Exercise description | Could you set down every entry exactly as it appears?

^^^^^^^^

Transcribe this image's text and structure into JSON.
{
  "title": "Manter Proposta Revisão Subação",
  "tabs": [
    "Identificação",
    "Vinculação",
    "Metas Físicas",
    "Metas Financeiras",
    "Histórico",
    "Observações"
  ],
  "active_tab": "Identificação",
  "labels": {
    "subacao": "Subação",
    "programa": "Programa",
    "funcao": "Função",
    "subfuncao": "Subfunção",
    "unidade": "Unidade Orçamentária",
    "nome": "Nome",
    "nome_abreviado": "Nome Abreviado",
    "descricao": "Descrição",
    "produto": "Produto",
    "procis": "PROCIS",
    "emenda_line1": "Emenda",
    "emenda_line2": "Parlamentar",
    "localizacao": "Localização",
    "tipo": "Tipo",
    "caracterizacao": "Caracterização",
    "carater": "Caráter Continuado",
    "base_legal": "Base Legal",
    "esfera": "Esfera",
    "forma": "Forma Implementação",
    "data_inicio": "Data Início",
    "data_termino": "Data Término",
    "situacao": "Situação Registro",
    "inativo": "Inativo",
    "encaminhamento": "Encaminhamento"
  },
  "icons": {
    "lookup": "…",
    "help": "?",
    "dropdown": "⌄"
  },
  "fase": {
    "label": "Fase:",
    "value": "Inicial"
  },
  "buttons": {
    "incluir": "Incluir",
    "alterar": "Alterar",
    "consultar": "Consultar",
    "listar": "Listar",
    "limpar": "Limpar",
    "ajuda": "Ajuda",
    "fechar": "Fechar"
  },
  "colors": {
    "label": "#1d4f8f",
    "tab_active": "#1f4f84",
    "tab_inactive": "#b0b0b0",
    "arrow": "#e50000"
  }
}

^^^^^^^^

Solution to this exercise |
Transcribe this image's text and structure into JSON.
{
  "title": "Manter Proposta Revisão Subação",
  "tabs": [
    "Identificação",
    "Vinculação",
    "Metas Físicas",
    "Metas Financeiras",
    "Histórico",
    "Observações"
  ],
  "active_tab": "Identificação",
  "labels": {
    "subacao": "Subação",
    "programa": "Programa",
    "funcao": "Função",
    "subfuncao": "Subfunção",
    "unidade": "Unidade Orçamentária",
    "nome": "Nome",
    "nome_abreviado": "Nome Abreviado",
    "descricao": "Descrição",
    "produto": "Produto",
    "procis": "PROCIS",
    "emenda_line1": "Emenda",
    "emenda_line2": "Parlamentar",
    "localizacao": "Localização",
    "tipo": "Tipo",
    "caracterizacao": "Caracterização",
    "carater": "Caráter Continuado",
    "base_legal": "Base Legal",
    "esfera": "Esfera",
    "forma": "Forma Implementação",
    "data_inicio": "Data Início",
    "data_termino": "Data Término",
    "situacao": "Situação Registro",
    "inativo": "Inativo",
    "encaminhamento": "Encaminhamento"
  },
  "icons": {
    "lookup": "…",
    "help": "?",
    "dropdown": "⌄"
  },
  "fase": {
    "label": "Fase:",
    "value": "Inicial"
  },
  "buttons": {
    "incluir": "Incluir",
    "alterar": "Alterar",
    "consultar": "Consultar",
    "listar": "Listar",
    "limpar": "Limpar",
    "ajuda": "Ajuda",
    "fechar": "Fechar"
  },
  "colors": {
    "label": "#1d4f8f",
    "tab_active": "#1f4f84",
    "tab_inactive": "#b0b0b0",
    "arrow": "#e50000"
  }
}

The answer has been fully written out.